Why Google’s DeepMind developed Go-playing AI – and how it may impact our lives
Mastering the most complex board game in human civilisation is merely the beginning of Google’s venture into artificial intelligence as the company pledges to use the technologies behind its world-class Go-playing computer programme for more general purposes, from health care to education.
“Games are the best [way] to train AlphaGo, but we don’t want to stop at games,” said Demis Hassabis, founder and CEO of Google’s AI subsidiary DeepMind, adding that he wants to apply the technologies behind the company’s Go-playing AI in more domains.
He didn’t elaborate on the company’s plans, only saying that machine learning technology and reinforcement learning technology, which were the reasons for AlphaGo to master Go, can be used to solve real world challenges, especially in drug discovery and material design. Go is an ancient board game that was believed to be impossible for a computer to crack.
Hassabis’ comments came on Wednesday in Wuzhen, eastern China’s Zhejiang province, where AlphaGo scored its first victory in a three-game match against Ke Jie, the world’s top Go player, extending the machine’s edge over humanity in a contest to redraw the boundaries between human intelligence and the artificial variety.
Unlike those who worry about a sci-fi nightmare in which robots supersede humans, Hassabis believes AI is just like the Hubble telescope – “a scientific tool that allows people to see farther and better understand the universe”.
The union of humans and AI-powered machines will unlock the potential of mankind and bring inspirational ideas, like how AlphaGo inspired professional Go players to come up with new tactics and strategies, he added.
AlphaGo first entered the limelight in March 2016 when it surprisingly beat South Korean grand master Lee Sedol, the then reigning world champion, in a 4-1 match.
Computers have trumped humans in several board games since IBM’s DeepBlue defeated the chess master Gary Kasparov in 1997. But AlphaGo’s victory is seen as the landmark event for the development of AI as the game requires decisions to be made on intuition rather than calculation. Put another way, AlphaGo must adapt to the gaming situation in front of it and no pre-programming can help it win.
Many of the moves made by AlphaGo in its first game against Ke Jie on Tuesday were described by commentators as “unexpected”.
“There was a cut that quite shocked me, because it was a move that would never happen in a human-to-human Go match,” said Ke Jie in a post game press conference on Tuesday, adding that there are lots of things worthwhile learning and exploring from AlphaGo.
Researchers at Google now envision an AI-enabled future in which Chinese doctors can ask their AI assistants to search all the research papers on certain diseases online, and not only translate them into Chinese, but analyse the material and provide only the essential information.

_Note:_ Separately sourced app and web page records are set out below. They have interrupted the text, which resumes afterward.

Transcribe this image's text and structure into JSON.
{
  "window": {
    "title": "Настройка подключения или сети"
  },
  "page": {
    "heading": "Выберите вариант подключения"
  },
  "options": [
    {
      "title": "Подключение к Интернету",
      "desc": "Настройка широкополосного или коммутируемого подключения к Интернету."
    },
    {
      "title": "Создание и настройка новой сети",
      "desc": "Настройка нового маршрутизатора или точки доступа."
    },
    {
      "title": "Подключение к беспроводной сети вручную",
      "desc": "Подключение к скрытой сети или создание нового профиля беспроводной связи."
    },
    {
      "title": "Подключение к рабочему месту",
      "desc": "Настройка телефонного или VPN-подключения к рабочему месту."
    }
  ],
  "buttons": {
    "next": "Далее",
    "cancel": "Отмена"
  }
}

With the huge amount of data involved in health-related industries, Eric Schmidt, executive chairman of Google’s parent company Alphabet, said health care will be impacted the most by the application of AI in the coming five to 10 years.
“If I were at the age of 22, I’d be joining companies like DeepMind,” Schmidt said in Wuzhen on Wednesday. The quickest way to make money is to apply AI technologies in health care and businesses that boast a large amount of data, he added.
An increasing number of start-ups have been entering the health care AI space, focusing on areas from virtual nursing to drug discovery. Research from CB Insights shows that deals involving health care-focused AI start-ups grew from less than 20 in 2012 to nearly 70 in 2016.
2016 saw two new unicorns – private companies worth US$ 1 billion or more – emerge in the AI-enabled health care space: China-based health care big data platform iCarbonX and oncology-focused Flatiron Health.
“By 2025, AI systems could be involved in everything from population health management to digital avatars capable of answering specific patient queries,” said Harpreet Singh Buttar, an analyst at Frost & Sullivan.